In an old Saturday Night Live, there was a fake ad for a bank that specialized in making change. That's all they did, but they were very good at it.
You have been hired by this fictitious bank to write a program for them that counts the number of possible ways to make change for a given amount of money. Let's assume that we are dealing with coins only and not concern ourselves with paper money.
Ultimately, you want a method that takes two arguments:
In addition, the following information is available in a class variable:
Thus the invocation countChange (100, 5) would ask how many ways there are make change for a dollar, using pennies, nickels, dimes and quarters and half-dollars. The answer is 292.
WARNING: This question is hard. I want you to think about it because it is worth thinking about.
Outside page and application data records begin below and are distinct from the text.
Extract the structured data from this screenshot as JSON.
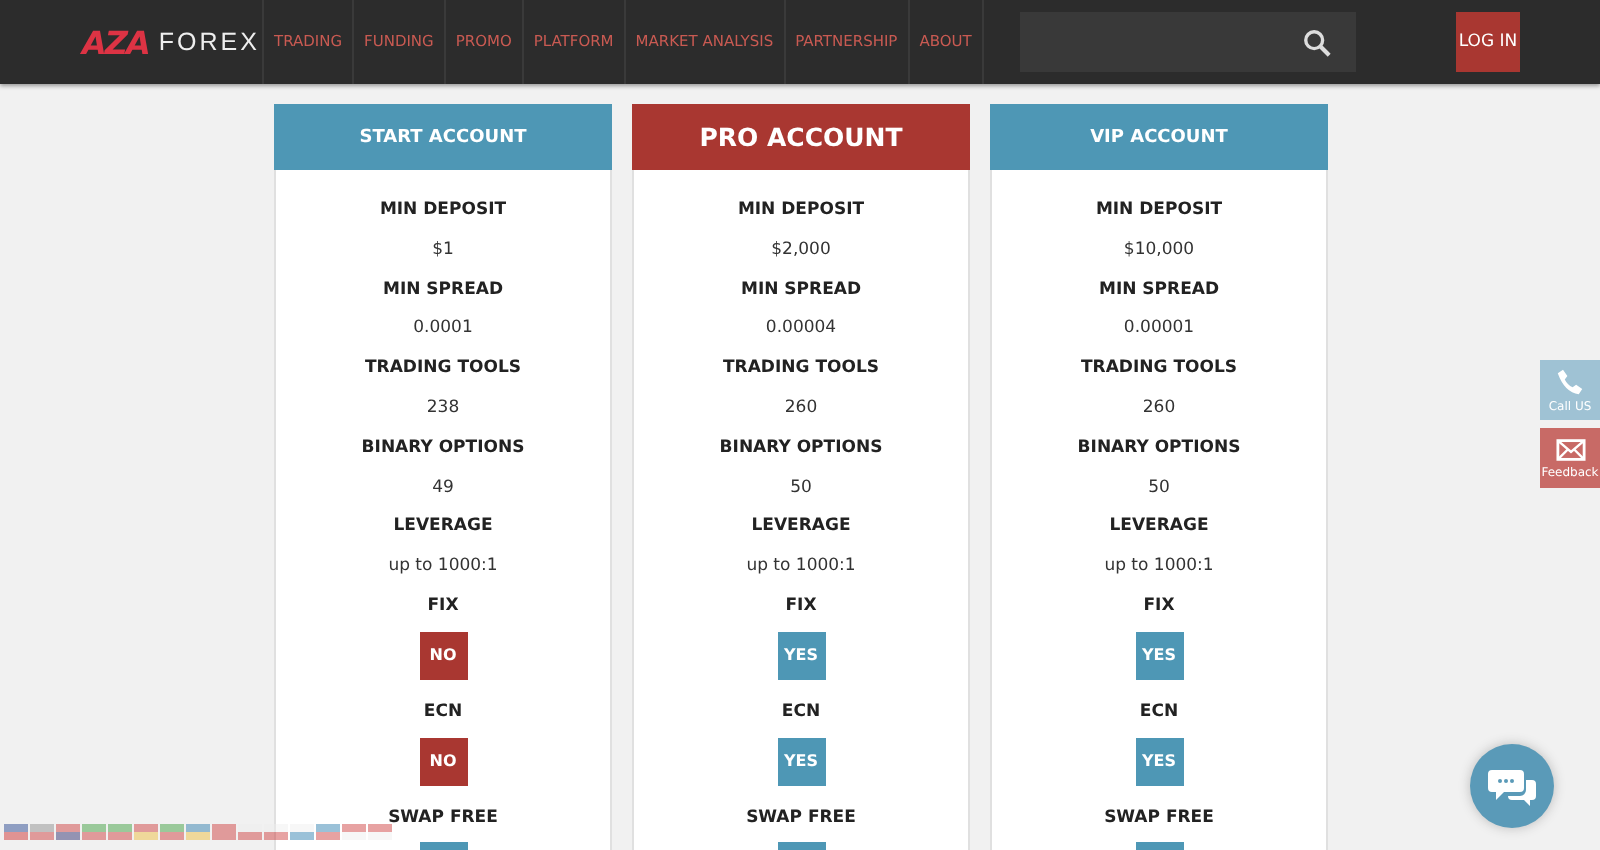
{
  "brand": {
    "mark": "AZA",
    "name": "FOREX"
  },
  "nav": [
    "TRADING",
    "FUNDING",
    "PROMO",
    "PLATFORM",
    "MARKET ANALYSIS",
    "PARTNERSHIP",
    "ABOUT"
  ],
  "login": "LOG IN",
  "plans": [
    {
      "name": "START ACCOUNT",
      "featured": false,
      "features": [
        {
          "kind": "text",
          "label": "MIN DEPOSIT",
          "value": "$1"
        },
        {
          "kind": "text",
          "label": "MIN SPREAD",
          "value": "0.0001"
        },
        {
          "kind": "text",
          "label": "TRADING TOOLS",
          "value": "238"
        },
        {
          "kind": "text",
          "label": "BINARY OPTIONS",
          "value": "49"
        },
        {
          "kind": "text",
          "label": "LEVERAGE",
          "value": "up to 1000:1"
        },
        {
          "kind": "flag",
          "label": "FIX",
          "value": "NO",
          "on": false
        },
        {
          "kind": "flag",
          "label": "ECN",
          "value": "NO",
          "on": false
        },
        {
          "kind": "flag",
          "label": "SWAP FREE",
          "on": true
        }
      ]
    },
    {
      "name": "PRO ACCOUNT",
      "featured": true,
      "features": [
        {
          "kind": "text",
          "label": "MIN DEPOSIT",
          "value": "$2,000"
        },
        {
          "kind": "text",
          "label": "MIN SPREAD",
          "value": "0.00004"
        },
        {
          "kind": "text",
          "label": "TRADING TOOLS",
          "value": "260"
        },
        {
          "kind": "text",
          "label": "BINARY OPTIONS",
          "value": "50"
        },
        {
          "kind": "text",
          "label": "LEVERAGE",
          "value": "up to 1000:1"
        },
        {
          "kind": "flag",
          "label": "FIX",
          "value": "YES",
          "on": true
        },
        {
          "kind": "flag",
          "label": "ECN",
          "value": "YES",
          "on": true
        },
        {
          "kind": "flag",
          "label": "SWAP FREE",
          "on": true
        }
      ]
    },
    {
      "name": "VIP ACCOUNT",
      "featured": false,
      "features": [
        {
          "kind": "text",
          "label": "MIN DEPOSIT",
          "value": "$10,000"
        },
        {
          "kind": "text",
          "label": "MIN SPREAD",
          "value": "0.00001"
        },
        {
          "kind": "text",
          "label": "TRADING TOOLS",
          "value": "260"
        },
        {
          "kind": "text",
          "label": "BINARY OPTIONS",
          "value": "50"
        },
        {
          "kind": "text",
          "label": "LEVERAGE",
          "value": "up to 1000:1"
        },
        {
          "kind": "flag",
          "label": "FIX",
          "value": "YES",
          "on": true
        },
        {
          "kind": "flag",
          "label": "ECN",
          "value": "YES",
          "on": true
        },
        {
          "kind": "flag",
          "label": "SWAP FREE",
          "on": true
        }
      ]
    }
  ],
  "side_buttons": [
    {
      "kind": "call",
      "label": "Call US"
    },
    {
      "kind": "feedback",
      "label": "Feedback"
    }
  ]
}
Even if you don't come up with an optimal answer, the process of thinking about it will be valuable.
So try not to be frustrated by the difficulty of the problem; try to enjoy the process of thinking about it.
CREDIT: This problem is taken from Abelson and Sussman, Structure and Interpretation of Computer Programs, MIT Press, 1987.